So as a winter project I am thinking of building a Formula SAE car. If you aren't familiar with what Formula SAE is, it is a collegiate competition where schools build basically a mini F1 car; motorcycle engine, open wheel, etc. Similar to Formula 500 (or 600 whichever it is). I did a project similar to it in college except it was an off-road car (Baja SAE). I see that the SCCA has a class for these cars as a subcategory of AM but before I invest the time and money into this I want to see if there would be a problem running a car like this at local events around here. Anyone have any input, recommendations, or experience with a build like this? Thanks!
Yea I was reading the SCCA rule book and it sounds like if I want to build a Formula SAE car but don't want to follow all the rules (mainly the displacement limit and the restriction on the intake) it would be classified under Special and would still run with AM. Is that correct? I would still want to follow all of the safety guidelines as I don't want to build a death trap. I mainly want to do this as a fun project but I want to make sure I can actually use it once I build it lol.
Don't know if this would help but a few things... 1.) I know Clemson had several old SAE cars. They tend to keep a few of most recent but eventually sell off the older ones for money for newest car build. Sponsorship is hard to get... some of the teams have BIG sponsors. Might contact several of the schools around and see if they have one to part with. 2.) The A Mod car rules are pretty solid... easy to follow. They don't cut corners... lot of stories about a lightened flywheel coming out of the engine in the old days. LOL The biggest obstacle is changing chassis to meet the rules... can be done but some challenge. You used to be able to go around the rules on chassis with a sign off by a PE but I think they did away with that some where along the line. (See George Bowland's old BBR Shark). 3. We do allow specials in Time Trial and Hillclimb... rules are on www.sedivtt.com at upper left tab. The narrower wheel base on the SAE cars tend to make them spin forever if they get away from you. We have not had one at a hillclimb in the SE in a long while but.. they do show up in the Northern hillclimbs. 4. One other note - the objective is for the SAE to complete the weekend. That being the objective... a lot is made to "serve for a short period" as opposed to racing or continued use. For example : on one car, the fluid chamber on master cylinder was a clear rubber tube 2 inches long with a cap on it. it held just enough fluid for the driver to actuate the clutch. On it's last run, tube popped off and made a mess.
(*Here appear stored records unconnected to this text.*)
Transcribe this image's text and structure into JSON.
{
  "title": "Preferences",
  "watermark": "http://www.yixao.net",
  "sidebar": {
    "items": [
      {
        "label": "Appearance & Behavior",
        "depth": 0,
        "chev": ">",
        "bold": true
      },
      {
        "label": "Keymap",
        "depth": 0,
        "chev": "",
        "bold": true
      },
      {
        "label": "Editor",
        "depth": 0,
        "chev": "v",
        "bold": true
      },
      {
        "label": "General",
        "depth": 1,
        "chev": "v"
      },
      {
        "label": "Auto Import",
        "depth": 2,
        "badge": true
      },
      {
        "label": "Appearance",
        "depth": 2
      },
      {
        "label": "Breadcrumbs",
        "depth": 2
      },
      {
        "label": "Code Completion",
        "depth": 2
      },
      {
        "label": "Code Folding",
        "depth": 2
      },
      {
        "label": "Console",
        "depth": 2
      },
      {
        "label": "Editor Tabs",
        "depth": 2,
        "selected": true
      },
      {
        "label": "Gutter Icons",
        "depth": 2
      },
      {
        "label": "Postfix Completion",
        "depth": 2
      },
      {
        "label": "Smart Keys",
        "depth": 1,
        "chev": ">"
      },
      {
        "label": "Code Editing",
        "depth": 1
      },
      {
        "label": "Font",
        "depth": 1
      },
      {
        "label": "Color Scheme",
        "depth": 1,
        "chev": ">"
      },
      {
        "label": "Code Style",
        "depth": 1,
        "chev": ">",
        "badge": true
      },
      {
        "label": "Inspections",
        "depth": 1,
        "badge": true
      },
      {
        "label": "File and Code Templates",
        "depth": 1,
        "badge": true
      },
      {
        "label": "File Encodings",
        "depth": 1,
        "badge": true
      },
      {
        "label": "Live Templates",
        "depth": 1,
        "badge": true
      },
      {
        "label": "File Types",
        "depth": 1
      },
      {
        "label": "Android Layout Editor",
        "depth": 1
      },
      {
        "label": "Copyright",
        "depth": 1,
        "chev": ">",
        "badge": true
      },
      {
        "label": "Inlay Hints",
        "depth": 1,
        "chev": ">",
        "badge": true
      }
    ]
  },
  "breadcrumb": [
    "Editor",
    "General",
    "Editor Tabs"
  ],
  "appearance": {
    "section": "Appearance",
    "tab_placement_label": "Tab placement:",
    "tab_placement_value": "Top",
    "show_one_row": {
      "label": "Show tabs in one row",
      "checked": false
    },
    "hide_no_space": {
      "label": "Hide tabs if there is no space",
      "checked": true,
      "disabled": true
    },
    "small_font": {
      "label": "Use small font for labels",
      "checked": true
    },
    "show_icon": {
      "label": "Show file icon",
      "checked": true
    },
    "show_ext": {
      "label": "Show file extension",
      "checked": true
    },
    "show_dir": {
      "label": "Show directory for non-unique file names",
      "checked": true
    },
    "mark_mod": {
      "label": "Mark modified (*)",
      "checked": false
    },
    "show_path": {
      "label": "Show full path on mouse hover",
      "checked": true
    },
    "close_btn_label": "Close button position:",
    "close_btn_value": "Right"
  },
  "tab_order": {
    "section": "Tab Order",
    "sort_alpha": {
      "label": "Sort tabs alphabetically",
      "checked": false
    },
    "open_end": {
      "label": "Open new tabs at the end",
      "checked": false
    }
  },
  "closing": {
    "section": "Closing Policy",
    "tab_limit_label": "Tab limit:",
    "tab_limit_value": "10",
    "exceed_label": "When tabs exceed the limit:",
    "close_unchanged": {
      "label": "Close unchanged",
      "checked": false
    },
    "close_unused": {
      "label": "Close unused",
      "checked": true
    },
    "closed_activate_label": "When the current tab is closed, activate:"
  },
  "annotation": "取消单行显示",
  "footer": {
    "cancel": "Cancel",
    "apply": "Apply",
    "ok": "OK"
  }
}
The clutches are light duty. A arms thin and light. The suspension is made to be VERY light... get car through each of the events and the last one is the enduro (complete X number of laps). An amazing percent of the car break before they finish even half. Bear in mind, you will have to rebuild a lot of these subsystems as your goal is something more dependable and durable. I have 2 friends who are rebuilding a former SAE car... if you'd like their contact info, PM me.
2004 Westfield 7 Megabusa - "The Warlock" 1993 Miata CSP #88 - "Elvira" 2000 BMW M Roadster 2012 Fiat 500C